Opinion: Letter to the Editor: Will Amazon Save the Wetlands?

Opinion: Letter to the Editor: Will Amazon Save the Wetlands?

There appears to be nothing that local and state elected officials won’t do to please Jeff Bezos and his billions.

Now that Amazon is really coming to town, Alexandria officials are rushing to get their new Potomac Yard Metro station approved by the Planning Commission and City Council, permitted by state and federal agencies, and built. Even the Commonwealth of Virginia has joined the cheerleading by promising to spend a few hundred million dollars on transportation improvements that might include the southern entrance to the Potomac Yard Metro station that was cut because of a lack of funding.

But these facts overlook another important fact: Alexandria has chosen a Metro site that will destroy valuable wetlands along the George Washington Memorial Parkway. Nobody seems care all that much about the environmental damage, not the National Park Service, and certainly not the City of Alexandria.

According to the so-called compensation agreement, the city’s “preferred alternative is designed to minimize impacts to wetlands and other waters of the U.S. and to compensate for impacts to wetlands in accordance with the Clean Water Act….” But the facts indicate the opposite conclusion.

The recently formed Environmental Council of Alexandria (ECA) has voiced its strong disapproval by asking the Virginia Department of Environmental Quality and the U.S. Army Corps of Engineers to deny Alexandria its request for permits to fill in these wetlands. The ECA believes that the damage will be permanent, and that it also involves tidal wetlands. The solution is to build the Metro station elsewhere in Potomac Yard.

The Potomac Yard wetlands are a valuable ecological and environmental resource. The wetlands which the city has chosen to destroy both filter contaminants and absorb great quantities of water and runoff.

There is nothing smart or innovative about building a Metro station in a wetland when viable less environmentally damaging alternatives exist. Hear ye, hear ye, economic development, without a sound environmental foundation, is not acceptable.

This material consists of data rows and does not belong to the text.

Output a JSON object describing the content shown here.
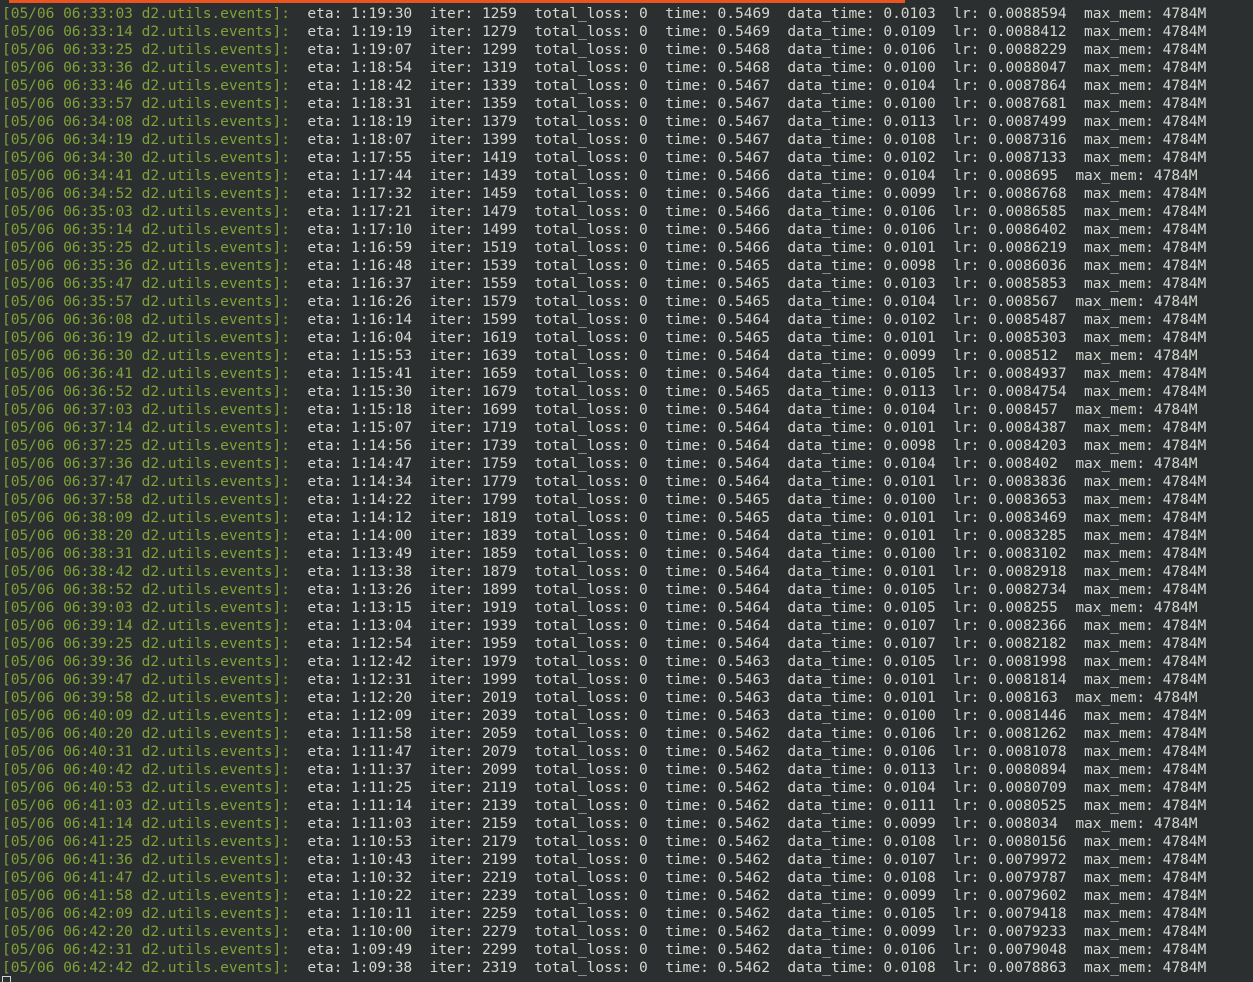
{
  "colors": {
    "background": "#2c2f30",
    "text": "#d3d7cf",
    "prefix": "#7ea13a",
    "progress_bar": "#e95420"
  },
  "log_lines": [
    {
      "prefix": "[05/06 06:33:03 d2.utils.events]: ",
      "text": " eta: 1:19:30  iter: 1259  total_loss: 0  time: 0.5469  data_time: 0.0103  lr: 0.0088594  max_mem: 4784M"
    },
    {
      "prefix": "[05/06 06:33:14 d2.utils.events]: ",
      "text": " eta: 1:19:19  iter: 1279  total_loss: 0  time: 0.5469  data_time: 0.0109  lr: 0.0088412  max_mem: 4784M"
    },
    {
      "prefix": "[05/06 06:33:25 d2.utils.events]: ",
      "text": " eta: 1:19:07  iter: 1299  total_loss: 0  time: 0.5468  data_time: 0.0106  lr: 0.0088229  max_mem: 4784M"
    },
    {
      "prefix": "[05/06 06:33:36 d2.utils.events]: ",
      "text": " eta: 1:18:54  iter: 1319  total_loss: 0  time: 0.5468  data_time: 0.0100  lr: 0.0088047  max_mem: 4784M"
    },
    {
      "prefix": "[05/06 06:33:46 d2.utils.events]: ",
      "text": " eta: 1:18:42  iter: 1339  total_loss: 0  time: 0.5467  data_time: 0.0104  lr: 0.0087864  max_mem: 4784M"
    },
    {
      "prefix": "[05/06 06:33:57 d2.utils.events]: ",
      "text": " eta: 1:18:31  iter: 1359  total_loss: 0  time: 0.5467  data_time: 0.0100  lr: 0.0087681  max_mem: 4784M"
    },
    {
      "prefix": "[05/06 06:34:08 d2.utils.events]: ",
      "text": " eta: 1:18:19  iter: 1379  total_loss: 0  time: 0.5467  data_time: 0.0113  lr: 0.0087499  max_mem: 4784M"
    },
    {
      "prefix": "[05/06 06:34:19 d2.utils.events]: ",
      "text": " eta: 1:18:07  iter: 1399  total_loss: 0  time: 0.5467  data_time: 0.0108  lr: 0.0087316  max_mem: 4784M"
    },
    {
      "prefix": "[05/06 06:34:30 d2.utils.events]: ",
      "text": " eta: 1:17:55  iter: 1419  total_loss: 0  time: 0.5467  data_time: 0.0102  lr: 0.0087133  max_mem: 4784M"
    },
    {
      "prefix": "[05/06 06:34:41 d2.utils.events]: ",
      "text": " eta: 1:17:44  iter: 1439  total_loss: 0  time: 0.5466  data_time: 0.0104  lr: 0.008695  max_mem: 4784M"
    },
    {
      "prefix": "[05/06 06:34:52 d2.utils.events]: ",
      "text": " eta: 1:17:32  iter: 1459  total_loss: 0  time: 0.5466  data_time: 0.0099  lr: 0.0086768  max_mem: 4784M"
    },
    {
      "prefix": "[05/06 06:35:03 d2.utils.events]: ",
      "text": " eta: 1:17:21  iter: 1479  total_loss: 0  time: 0.5466  data_time: 0.0106  lr: 0.0086585  max_mem: 4784M"
    },
    {
      "prefix": "[05/06 06:35:14 d2.utils.events]: ",
      "text": " eta: 1:17:10  iter: 1499  total_loss: 0  time: 0.5466  data_time: 0.0106  lr: 0.0086402  max_mem: 4784M"
    },
    {
      "prefix": "[05/06 06:35:25 d2.utils.events]: ",
      "text": " eta: 1:16:59  iter: 1519  total_loss: 0  time: 0.5466  data_time: 0.0101  lr: 0.0086219  max_mem: 4784M"
    },
    {
      "prefix": "[05/06 06:35:36 d2.utils.events]: ",
      "text": " eta: 1:16:48  iter: 1539  total_loss: 0  time: 0.5465  data_time: 0.0098  lr: 0.0086036  max_mem: 4784M"
    },
    {
      "prefix": "[05/06 06:35:47 d2.utils.events]: ",
      "text": " eta: 1:16:37  iter: 1559  total_loss: 0  time: 0.5465  data_time: 0.0103  lr: 0.0085853  max_mem: 4784M"
    },
    {
      "prefix": "[05/06 06:35:57 d2.utils.events]: ",
      "text": " eta: 1:16:26  iter: 1579  total_loss: 0  time: 0.5465  data_time: 0.0104  lr: 0.008567  max_mem: 4784M"
    },
    {
      "prefix": "[05/06 06:36:08 d2.utils.events]: ",
      "text": " eta: 1:16:14  iter: 1599  total_loss: 0  time: 0.5464  data_time: 0.0102  lr: 0.0085487  max_mem: 4784M"
    },
    {
      "prefix": "[05/06 06:36:19 d2.utils.events]: ",
      "text": " eta: 1:16:04  iter: 1619  total_loss: 0  time: 0.5465  data_time: 0.0101  lr: 0.0085303  max_mem: 4784M"
    },
    {
      "prefix": "[05/06 06:36:30 d2.utils.events]: ",
      "text": " eta: 1:15:53  iter: 1639  total_loss: 0  time: 0.5464  data_time: 0.0099  lr: 0.008512  max_mem: 4784M"
    },
    {
      "prefix": "[05/06 06:36:41 d2.utils.events]: ",
      "text": " eta: 1:15:41  iter: 1659  total_loss: 0  time: 0.5464  data_time: 0.0105  lr: 0.0084937  max_mem: 4784M"
    },
    {
      "prefix": "[05/06 06:36:52 d2.utils.events]: ",
      "text": " eta: 1:15:30  iter: 1679  total_loss: 0  time: 0.5465  data_time: 0.0113  lr: 0.0084754  max_mem: 4784M"
    },
    {
      "prefix": "[05/06 06:37:03 d2.utils.events]: ",
      "text": " eta: 1:15:18  iter: 1699  total_loss: 0  time: 0.5464  data_time: 0.0104  lr: 0.008457  max_mem: 4784M"
    },
    {
      "prefix": "[05/06 06:37:14 d2.utils.events]: ",
      "text": " eta: 1:15:07  iter: 1719  total_loss: 0  time: 0.5464  data_time: 0.0101  lr: 0.0084387  max_mem: 4784M"
    },
    {
      "prefix": "[05/06 06:37:25 d2.utils.events]: ",
      "text": " eta: 1:14:56  iter: 1739  total_loss: 0  time: 0.5464  data_time: 0.0098  lr: 0.0084203  max_mem: 4784M"
    },
    {
      "prefix": "[05/06 06:37:36 d2.utils.events]: ",
      "text": " eta: 1:14:47  iter: 1759  total_loss: 0  time: 0.5464  data_time: 0.0104  lr: 0.008402  max_mem: 4784M"
    },
    {
      "prefix": "[05/06 06:37:47 d2.utils.events]: ",
      "text": " eta: 1:14:34  iter: 1779  total_loss: 0  time: 0.5464  data_time: 0.0101  lr: 0.0083836  max_mem: 4784M"
    },
    {
      "prefix": "[05/06 06:37:58 d2.utils.events]: ",
      "text": " eta: 1:14:22  iter: 1799  total_loss: 0  time: 0.5465  data_time: 0.0100  lr: 0.0083653  max_mem: 4784M"
    },
    {
      "prefix": "[05/06 06:38:09 d2.utils.events]: ",
      "text": " eta: 1:14:12  iter: 1819  total_loss: 0  time: 0.5465  data_time: 0.0101  lr: 0.0083469  max_mem: 4784M"
    },
    {
      "prefix": "[05/06 06:38:20 d2.utils.events]: ",
      "text": " eta: 1:14:00  iter: 1839  total_loss: 0  time: 0.5464  data_time: 0.0101  lr: 0.0083285  max_mem: 4784M"
    },
    {
      "prefix": "[05/06 06:38:31 d2.utils.events]: ",
      "text": " eta: 1:13:49  iter: 1859  total_loss: 0  time: 0.5464  data_time: 0.0100  lr: 0.0083102  max_mem: 4784M"
    },
    {
      "prefix": "[05/06 06:38:42 d2.utils.events]: ",
      "text": " eta: 1:13:38  iter: 1879  total_loss: 0  time: 0.5464  data_time: 0.0101  lr: 0.0082918  max_mem: 4784M"
    },
    {
      "prefix": "[05/06 06:38:52 d2.utils.events]: ",
      "text": " eta: 1:13:26  iter: 1899  total_loss: 0  time: 0.5464  data_time: 0.0105  lr: 0.0082734  max_mem: 4784M"
    },
    {
      "prefix": "[05/06 06:39:03 d2.utils.events]: ",
      "text": " eta: 1:13:15  iter: 1919  total_loss: 0  time: 0.5464  data_time: 0.0105  lr: 0.008255  max_mem: 4784M"
    },
    {
      "prefix": "[05/06 06:39:14 d2.utils.events]: ",
      "text": " eta: 1:13:04  iter: 1939  total_loss: 0  time: 0.5464  data_time: 0.0107  lr: 0.0082366  max_mem: 4784M"
    },
    {
      "prefix": "[05/06 06:39:25 d2.utils.events]: ",
      "text": " eta: 1:12:54  iter: 1959  total_loss: 0  time: 0.5464  data_time: 0.0107  lr: 0.0082182  max_mem: 4784M"
    },
    {
      "prefix": "[05/06 06:39:36 d2.utils.events]: ",
      "text": " eta: 1:12:42  iter: 1979  total_loss: 0  time: 0.5463  data_time: 0.0105  lr: 0.0081998  max_mem: 4784M"
    },
    {
      "prefix": "[05/06 06:39:47 d2.utils.events]: ",
      "text": " eta: 1:12:31  iter: 1999  total_loss: 0  time: 0.5463  data_time: 0.0101  lr: 0.0081814  max_mem: 4784M"
    },
    {
      "prefix": "[05/06 06:39:58 d2.utils.events]: ",
      "text": " eta: 1:12:20  iter: 2019  total_loss: 0  time: 0.5463  data_time: 0.0101  lr: 0.008163  max_mem: 4784M"
    },
    {
      "prefix": "[05/06 06:40:09 d2.utils.events]: ",
      "text": " eta: 1:12:09  iter: 2039  total_loss: 0  time: 0.5463  data_time: 0.0100  lr: 0.0081446  max_mem: 4784M"
    },
    {
      "prefix": "[05/06 06:40:20 d2.utils.events]: ",
      "text": " eta: 1:11:58  iter: 2059  total_loss: 0  time: 0.5462  data_time: 0.0106  lr: 0.0081262  max_mem: 4784M"
    },
    {
      "prefix": "[05/06 06:40:31 d2.utils.events]: ",
      "text": " eta: 1:11:47  iter: 2079  total_loss: 0  time: 0.5462  data_time: 0.0106  lr: 0.0081078  max_mem: 4784M"
    },
    {
      "prefix": "[05/06 06:40:42 d2.utils.events]: ",
      "text": " eta: 1:11:37  iter: 2099  total_loss: 0  time: 0.5462  data_time: 0.0113  lr: 0.0080894  max_mem: 4784M"
    },
    {
      "prefix": "[05/06 06:40:53 d2.utils.events]: ",
      "text": " eta: 1:11:25  iter: 2119  total_loss: 0  time: 0.5462  data_time: 0.0104  lr: 0.0080709  max_mem: 4784M"
    },
    {
      "prefix": "[05/06 06:41:03 d2.utils.events]: ",
      "text": " eta: 1:11:14  iter: 2139  total_loss: 0  time: 0.5462  data_time: 0.0111  lr: 0.0080525  max_mem: 4784M"
    },
    {
      "prefix": "[05/06 06:41:14 d2.utils.events]: ",
      "text": " eta: 1:11:03  iter: 2159  total_loss: 0  time: 0.5462  data_time: 0.0099  lr: 0.008034  max_mem: 4784M"
    },
    {
      "prefix": "[05/06 06:41:25 d2.utils.events]: ",
      "text": " eta: 1:10:53  iter: 2179  total_loss: 0  time: 0.5462  data_time: 0.0108  lr: 0.0080156  max_mem: 4784M"
    },
    {
      "prefix": "[05/06 06:41:36 d2.utils.events]: ",
      "text": " eta: 1:10:43  iter: 2199  total_loss: 0  time: 0.5462  data_time: 0.0107  lr: 0.0079972  max_mem: 4784M"
    },
    {
      "prefix": "[05/06 06:41:47 d2.utils.events]: ",
      "text": " eta: 1:10:32  iter: 2219  total_loss: 0  time: 0.5462  data_time: 0.0108  lr: 0.0079787  max_mem: 4784M"
    },
    {
      "prefix": "[05/06 06:41:58 d2.utils.events]: ",
      "text": " eta: 1:10:22  iter: 2239  total_loss: 0  time: 0.5462  data_time: 0.0099  lr: 0.0079602  max_mem: 4784M"
    },
    {
      "prefix": "[05/06 06:42:09 d2.utils.events]: ",
      "text": " eta: 1:10:11  iter: 2259  total_loss: 0  time: 0.5462  data_time: 0.0105  lr: 0.0079418  max_mem: 4784M"
    },
    {
      "prefix": "[05/06 06:42:20 d2.utils.events]: ",
      "text": " eta: 1:10:00  iter: 2279  total_loss: 0  time: 0.5462  data_time: 0.0099  lr: 0.0079233  max_mem: 4784M"
    },
    {
      "prefix": "[05/06 06:42:31 d2.utils.events]: ",
      "text": " eta: 1:09:49  iter: 2299  total_loss: 0  time: 0.5462  data_time: 0.0106  lr: 0.0079048  max_mem: 4784M"
    },
    {
      "prefix": "[05/06 06:42:42 d2.utils.events]: ",
      "text": " eta: 1:09:38  iter: 2319  total_loss: 0  time: 0.5462  data_time: 0.0108  lr: 0.0078863  max_mem: 4784M"
    }
  ]
}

ECA Board

Vineeta Anand

Katy Cannady

Jeremy Flachs

Hal Hardaway

Andrew Macdonald